Scientists have developed a computational algorithm of an artificial intelligence system that has the ability to imitate human learning processes. In a study published by the journal Science it is claimed that the development would help in bridging the gap between human and machine learning.
According to the research – published last week – machines with artificial intelligence can identify patterns and make interpretations from pictures and sounds, but the processing was comparatively slower than humans. This was mainly because AI systems needed thousands of examples to learn new things, whereas humans required only a few examples.
The new software designed by the researchers allows the AI system to identify handwritten alphabets as quickly as humans can do. Brenden Lake, the study's lead author at New York University, said: "Compared to our best machine learning algorithms, people can learn a new concept from less data and generalize in richer and more powerful ways. We were able to capture these human learning abilities for a large class of simple visual concepts - handwritten characters from the world's alphabets."
The scientists also outlined that the new computational model was unlike previous algorithms of machine learning. Deep learning technology is one such concept, which is commonly used in the field of AI. Deep learning uses a collection of pixels to assist AI systems in identifying images.
The new model goes one step further by allowing systems to recognise structural patterns of pictures rather than just focusing on pixels. The team developed the software in such a way that a unique program was generated for every alphabetical character. Therefore, the system learnt to pattern every character with a corresponding program, which created a baseline for future references.
The study has been heralded as being vital to future advancements in the field of artificial intelligence.

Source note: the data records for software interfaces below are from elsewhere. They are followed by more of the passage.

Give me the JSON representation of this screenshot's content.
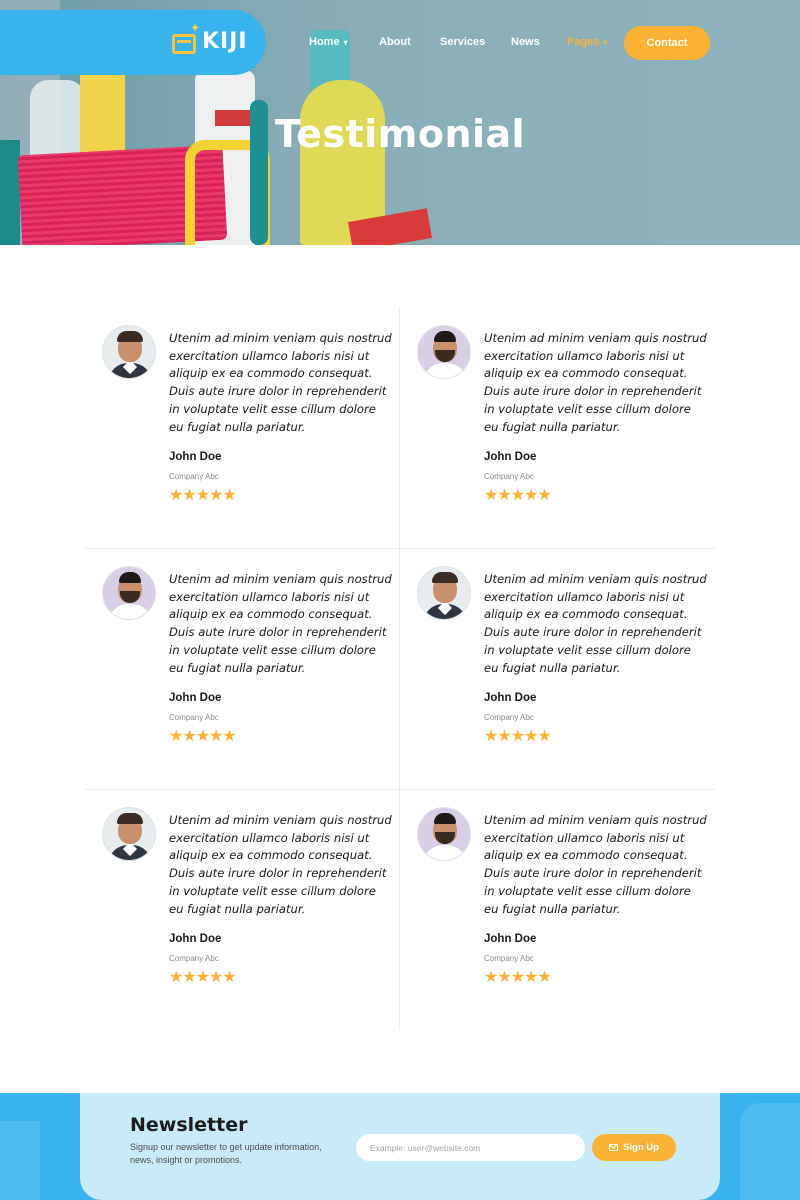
{
  "brand": {
    "logo_text": "KIJI"
  },
  "nav": {
    "items": [
      {
        "label": "Home",
        "has_caret": true,
        "active": false
      },
      {
        "label": "About",
        "has_caret": false,
        "active": false
      },
      {
        "label": "Services",
        "has_caret": false,
        "active": false
      },
      {
        "label": "News",
        "has_caret": false,
        "active": false
      },
      {
        "label": "Pages",
        "has_caret": true,
        "active": true
      }
    ],
    "contact_label": "Contact"
  },
  "hero": {
    "title": "Testimonial"
  },
  "testimonials": [
    {
      "quote": "Utenim ad minim veniam quis nostrud exercitation ullamco laboris nisi ut aliquip ex ea commodo consequat. Duis aute irure dolor in reprehenderit in voluptate velit esse cillum dolore eu fugiat nulla pariatur.",
      "name": "John Doe",
      "company": "Company Abc",
      "stars": "★★★★★",
      "rating": 5
    },
    {
      "quote": "Utenim ad minim veniam quis nostrud exercitation ullamco laboris nisi ut aliquip ex ea commodo consequat. Duis aute irure dolor in reprehenderit in voluptate velit esse cillum dolore eu fugiat nulla pariatur.",
      "name": "John Doe",
      "company": "Company Abc",
      "stars": "★★★★★",
      "rating": 5
    },
    {
      "quote": "Utenim ad minim veniam quis nostrud exercitation ullamco laboris nisi ut aliquip ex ea commodo consequat. Duis aute irure dolor in reprehenderit in voluptate velit esse cillum dolore eu fugiat nulla pariatur.",
      "name": "John Doe",
      "company": "Company Abc",
      "stars": "★★★★★",
      "rating": 5
    },
    {
      "quote": "Utenim ad minim veniam quis nostrud exercitation ullamco laboris nisi ut aliquip ex ea commodo consequat. Duis aute irure dolor in reprehenderit in voluptate velit esse cillum dolore eu fugiat nulla pariatur.",
      "name": "John Doe",
      "company": "Company Abc",
      "stars": "★★★★★",
      "rating": 5
    },
    {
      "quote": "Utenim ad minim veniam quis nostrud exercitation ullamco laboris nisi ut aliquip ex ea commodo consequat. Duis aute irure dolor in reprehenderit in voluptate velit esse cillum dolore eu fugiat nulla pariatur.",
      "name": "John Doe",
      "company": "Company Abc",
      "stars": "★★★★★",
      "rating": 5
    },
    {
      "quote": "Utenim ad minim veniam quis nostrud exercitation ullamco laboris nisi ut aliquip ex ea commodo consequat. Duis aute irure dolor in reprehenderit in voluptate velit esse cillum dolore eu fugiat nulla pariatur.",
      "name": "John Doe",
      "company": "Company Abc",
      "stars": "★★★★★",
      "rating": 5
    }
  ],
  "newsletter": {
    "title": "Newsletter",
    "description": "Signup our newsletter to get update information, news, insight or promotions.",
    "input_placeholder": "Example: user@website.com",
    "button_label": "Sign Up"
  },
  "colors": {
    "primary_blue": "#38b3ee",
    "accent_orange": "#f9b233",
    "newsletter_card": "#c9eaf8"
  },
  "icons": {
    "caret": "chevron-down-icon",
    "star": "star-icon",
    "mail": "envelope-icon"
  }
}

The More-Sloan Data Science Environment at the New York University, the Office of Naval Research, The National Science Foundation and the Army Research Office have all supported the research.